People will now be able to use Facebook to find missing children, as the social networking giant is updating its news feeds to include Amber Alerts.

The initiative began Tuesday as part of a collaboration with the National Center for Missing & Exploited Children and will have location-based alerts pop up in timelines of Facebook users who are close to the search area, according to USA Today.

The Amber Alert System was started in 1996 in Dallas and was named after 9-year-old Amber Hagerman, who was kidnapped almost 20 years ago while riding her bicycle in Arlington, Texas, and then murdered. Broadcasters and police in the area have since been working together to get the public to help find abducted or missing kids.

Emily Vacher, trust and safety manager for Facebook security and former FBI agent, said the website will deliver photographs and other forms of information to help find kids. Users won't have to sign up to the program, and alerts will be delivered automatically.

"If you see an Amber Alert delivered, it means you are actually in a position to be able to help," Vacher said, adding that U.S.-based users are likely to see one to two alerts each year. "The best chance of finding a child comes when the right information gets to the people at the right time."

She added that Facebook has long served as a tool for sharing information about missing people, which was the new service's inspiration, The Huffington Post reported.

"What we did was really just amplify what was already happening," Vacher said.

Facebook making Amber Alerts available on smartphones and computers gives the alert a new route for helping children, with previous outlets including television, radio and highway signs.
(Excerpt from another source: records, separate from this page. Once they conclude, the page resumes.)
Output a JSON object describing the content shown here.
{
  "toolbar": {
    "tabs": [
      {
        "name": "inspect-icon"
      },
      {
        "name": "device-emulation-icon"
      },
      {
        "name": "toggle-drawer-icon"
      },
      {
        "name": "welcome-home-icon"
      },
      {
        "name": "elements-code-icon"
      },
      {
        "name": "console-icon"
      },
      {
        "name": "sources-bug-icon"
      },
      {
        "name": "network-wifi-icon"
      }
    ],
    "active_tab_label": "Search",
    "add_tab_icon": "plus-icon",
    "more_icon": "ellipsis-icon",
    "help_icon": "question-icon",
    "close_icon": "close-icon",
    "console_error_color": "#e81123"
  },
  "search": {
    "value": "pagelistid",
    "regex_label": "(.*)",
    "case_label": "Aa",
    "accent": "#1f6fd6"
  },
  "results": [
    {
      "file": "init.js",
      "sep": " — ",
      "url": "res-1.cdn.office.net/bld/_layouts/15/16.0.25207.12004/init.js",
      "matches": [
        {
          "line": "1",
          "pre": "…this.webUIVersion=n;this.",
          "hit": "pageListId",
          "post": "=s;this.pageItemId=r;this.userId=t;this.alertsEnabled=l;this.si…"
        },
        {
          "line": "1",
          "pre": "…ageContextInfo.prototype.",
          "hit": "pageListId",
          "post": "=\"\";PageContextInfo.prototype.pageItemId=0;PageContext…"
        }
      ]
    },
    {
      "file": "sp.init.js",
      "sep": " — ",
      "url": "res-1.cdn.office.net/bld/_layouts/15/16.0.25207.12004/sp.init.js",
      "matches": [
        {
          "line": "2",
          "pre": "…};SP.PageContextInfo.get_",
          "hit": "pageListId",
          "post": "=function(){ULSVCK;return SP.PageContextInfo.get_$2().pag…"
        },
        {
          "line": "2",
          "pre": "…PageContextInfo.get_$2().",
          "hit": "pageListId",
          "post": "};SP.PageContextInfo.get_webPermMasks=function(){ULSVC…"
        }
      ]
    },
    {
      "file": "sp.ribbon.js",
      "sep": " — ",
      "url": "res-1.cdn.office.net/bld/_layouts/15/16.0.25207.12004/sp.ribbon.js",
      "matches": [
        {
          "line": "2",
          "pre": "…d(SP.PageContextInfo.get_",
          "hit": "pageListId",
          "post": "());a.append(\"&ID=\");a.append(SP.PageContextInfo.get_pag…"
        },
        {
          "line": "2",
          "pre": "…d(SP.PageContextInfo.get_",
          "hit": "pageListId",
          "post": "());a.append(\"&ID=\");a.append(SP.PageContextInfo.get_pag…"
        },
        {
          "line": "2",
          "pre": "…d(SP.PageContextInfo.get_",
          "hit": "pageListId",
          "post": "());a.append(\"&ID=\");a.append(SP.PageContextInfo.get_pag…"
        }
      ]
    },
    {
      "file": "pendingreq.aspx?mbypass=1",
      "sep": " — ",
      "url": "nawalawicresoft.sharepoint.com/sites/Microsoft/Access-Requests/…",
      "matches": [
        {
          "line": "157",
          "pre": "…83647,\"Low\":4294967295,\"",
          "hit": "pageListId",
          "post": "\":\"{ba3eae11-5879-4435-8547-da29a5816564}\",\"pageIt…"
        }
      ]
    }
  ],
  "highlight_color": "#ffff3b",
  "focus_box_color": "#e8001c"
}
These alerts have saved 723 kids since their creation, according to the Office of Justice Programs.